▶ [Task description]: In the material below, find each line with the word "label" and copy it.

▶ [Exercise data]:
·····

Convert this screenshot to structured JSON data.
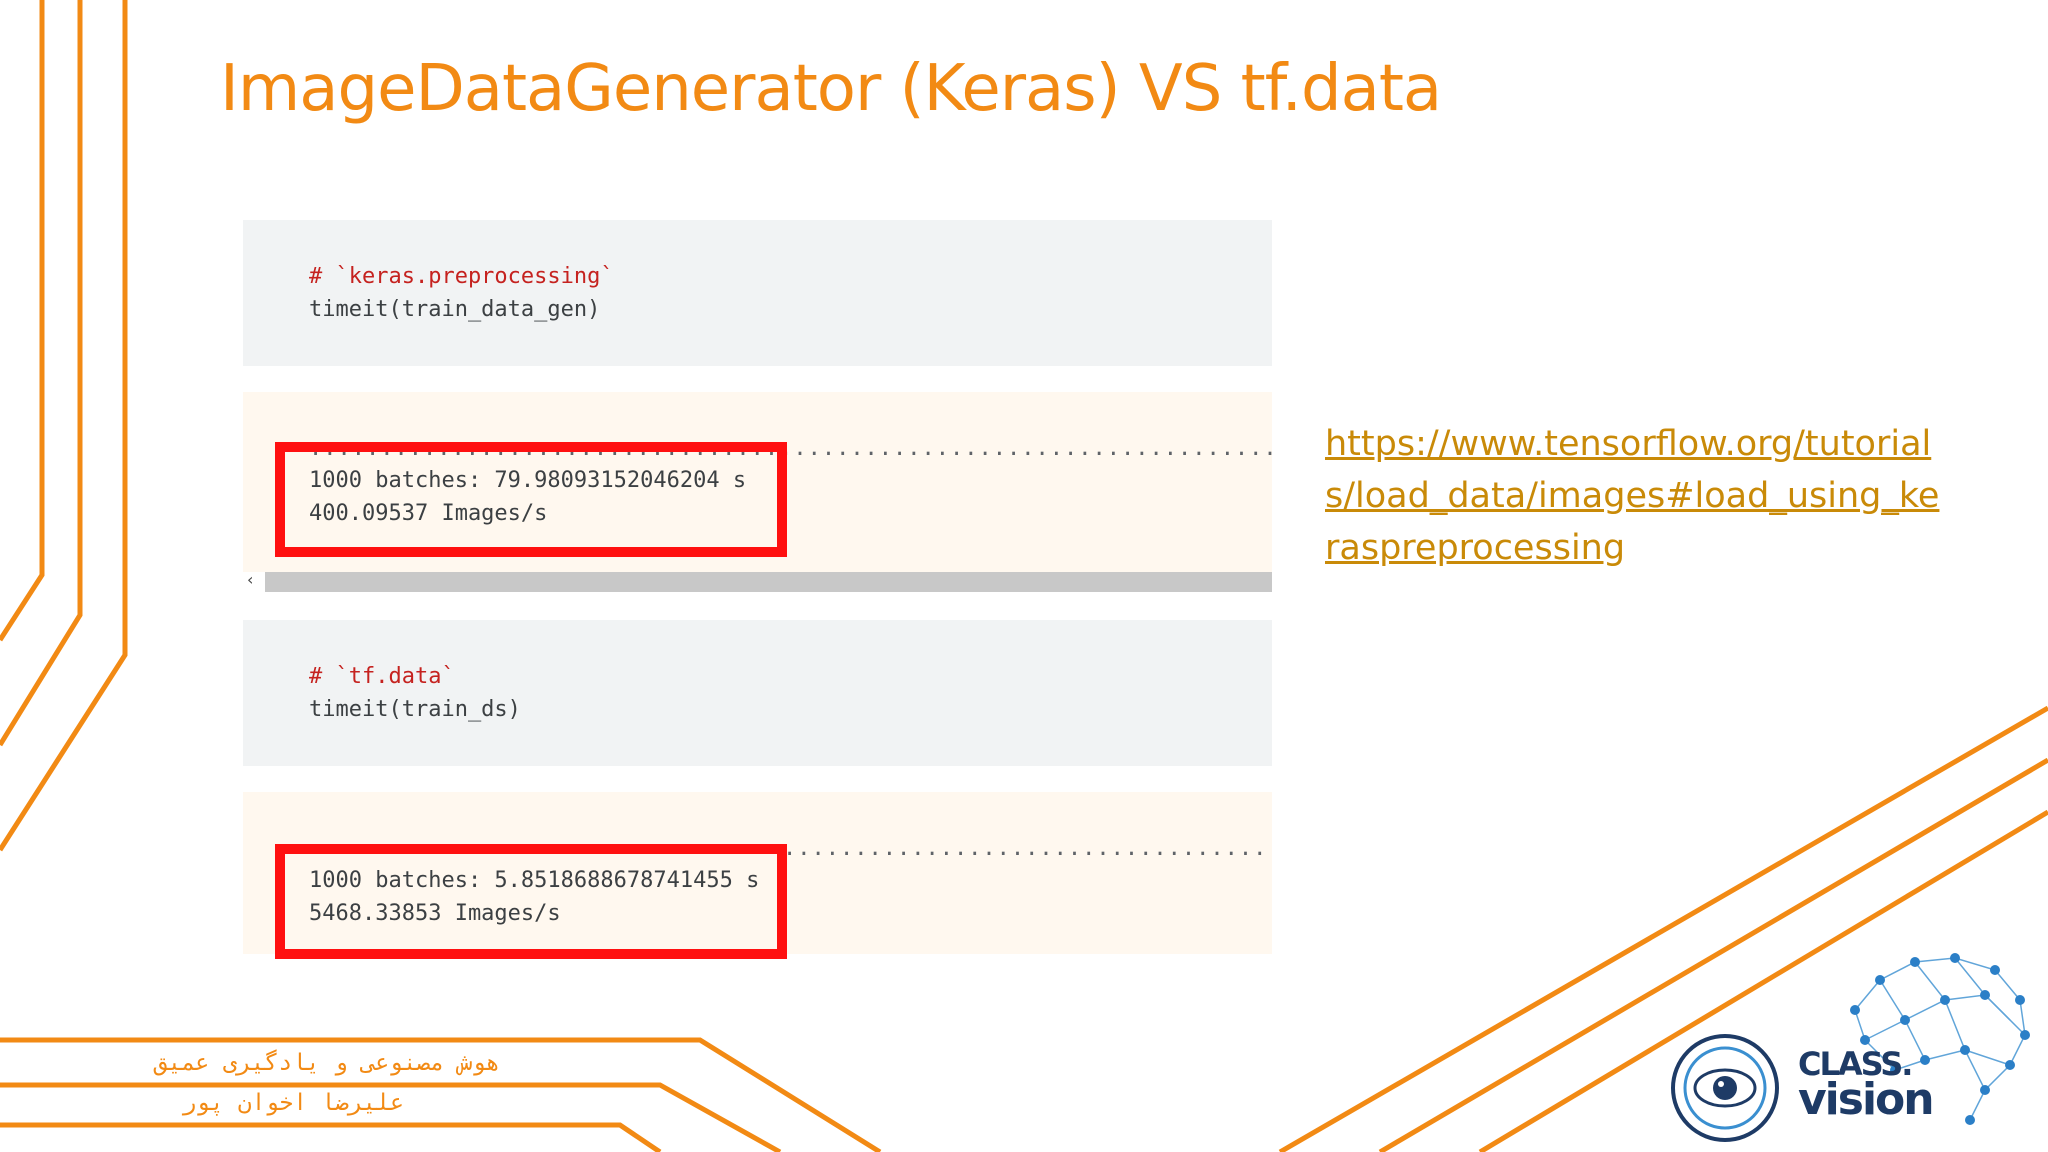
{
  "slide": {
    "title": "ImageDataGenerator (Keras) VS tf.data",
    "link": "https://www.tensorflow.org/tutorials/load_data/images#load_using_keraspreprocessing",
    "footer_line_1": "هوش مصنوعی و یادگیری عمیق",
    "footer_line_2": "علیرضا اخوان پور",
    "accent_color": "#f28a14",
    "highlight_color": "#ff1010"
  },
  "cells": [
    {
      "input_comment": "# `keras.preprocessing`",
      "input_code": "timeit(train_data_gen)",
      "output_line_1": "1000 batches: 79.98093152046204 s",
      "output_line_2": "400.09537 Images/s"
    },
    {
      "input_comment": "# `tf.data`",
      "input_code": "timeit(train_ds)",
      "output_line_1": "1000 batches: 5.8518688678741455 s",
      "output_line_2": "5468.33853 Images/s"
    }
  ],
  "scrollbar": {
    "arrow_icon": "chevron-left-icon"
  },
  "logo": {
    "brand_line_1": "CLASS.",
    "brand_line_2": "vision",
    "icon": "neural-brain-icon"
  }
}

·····

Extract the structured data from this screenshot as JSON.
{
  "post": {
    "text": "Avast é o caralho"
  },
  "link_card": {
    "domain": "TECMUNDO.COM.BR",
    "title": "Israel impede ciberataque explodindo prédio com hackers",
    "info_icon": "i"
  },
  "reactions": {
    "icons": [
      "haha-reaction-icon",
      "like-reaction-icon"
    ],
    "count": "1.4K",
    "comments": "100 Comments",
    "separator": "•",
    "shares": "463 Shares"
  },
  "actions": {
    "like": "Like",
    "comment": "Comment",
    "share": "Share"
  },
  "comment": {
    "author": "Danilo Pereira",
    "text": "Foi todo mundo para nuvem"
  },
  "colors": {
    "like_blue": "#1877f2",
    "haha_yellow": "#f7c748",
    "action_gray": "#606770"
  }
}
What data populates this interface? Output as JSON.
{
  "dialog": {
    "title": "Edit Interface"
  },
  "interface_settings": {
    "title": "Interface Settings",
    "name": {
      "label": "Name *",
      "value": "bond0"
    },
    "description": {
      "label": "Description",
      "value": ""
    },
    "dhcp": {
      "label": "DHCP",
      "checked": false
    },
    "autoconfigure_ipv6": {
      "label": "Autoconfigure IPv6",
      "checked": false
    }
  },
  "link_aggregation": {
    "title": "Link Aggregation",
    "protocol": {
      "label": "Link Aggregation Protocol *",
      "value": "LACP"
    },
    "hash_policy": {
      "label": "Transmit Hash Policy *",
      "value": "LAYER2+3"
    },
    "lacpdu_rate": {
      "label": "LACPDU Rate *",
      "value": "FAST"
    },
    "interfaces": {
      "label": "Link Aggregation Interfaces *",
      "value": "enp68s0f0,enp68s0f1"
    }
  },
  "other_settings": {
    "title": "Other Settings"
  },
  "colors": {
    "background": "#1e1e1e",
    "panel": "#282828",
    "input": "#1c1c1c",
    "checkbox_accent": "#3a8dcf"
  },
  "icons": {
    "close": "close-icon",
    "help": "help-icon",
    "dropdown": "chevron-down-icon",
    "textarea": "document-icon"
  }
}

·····

▶ [Answer to the problem]:
      "label": "Name *",
      "label": "Description",
      "label": "DHCP",
      "label": "Autoconfigure IPv6",
      "label": "Link Aggregation Protocol *",
      "label": "Transmit Hash Policy *",
      "label": "LACPDU Rate *",
      "label": "Link Aggregation Interfaces *",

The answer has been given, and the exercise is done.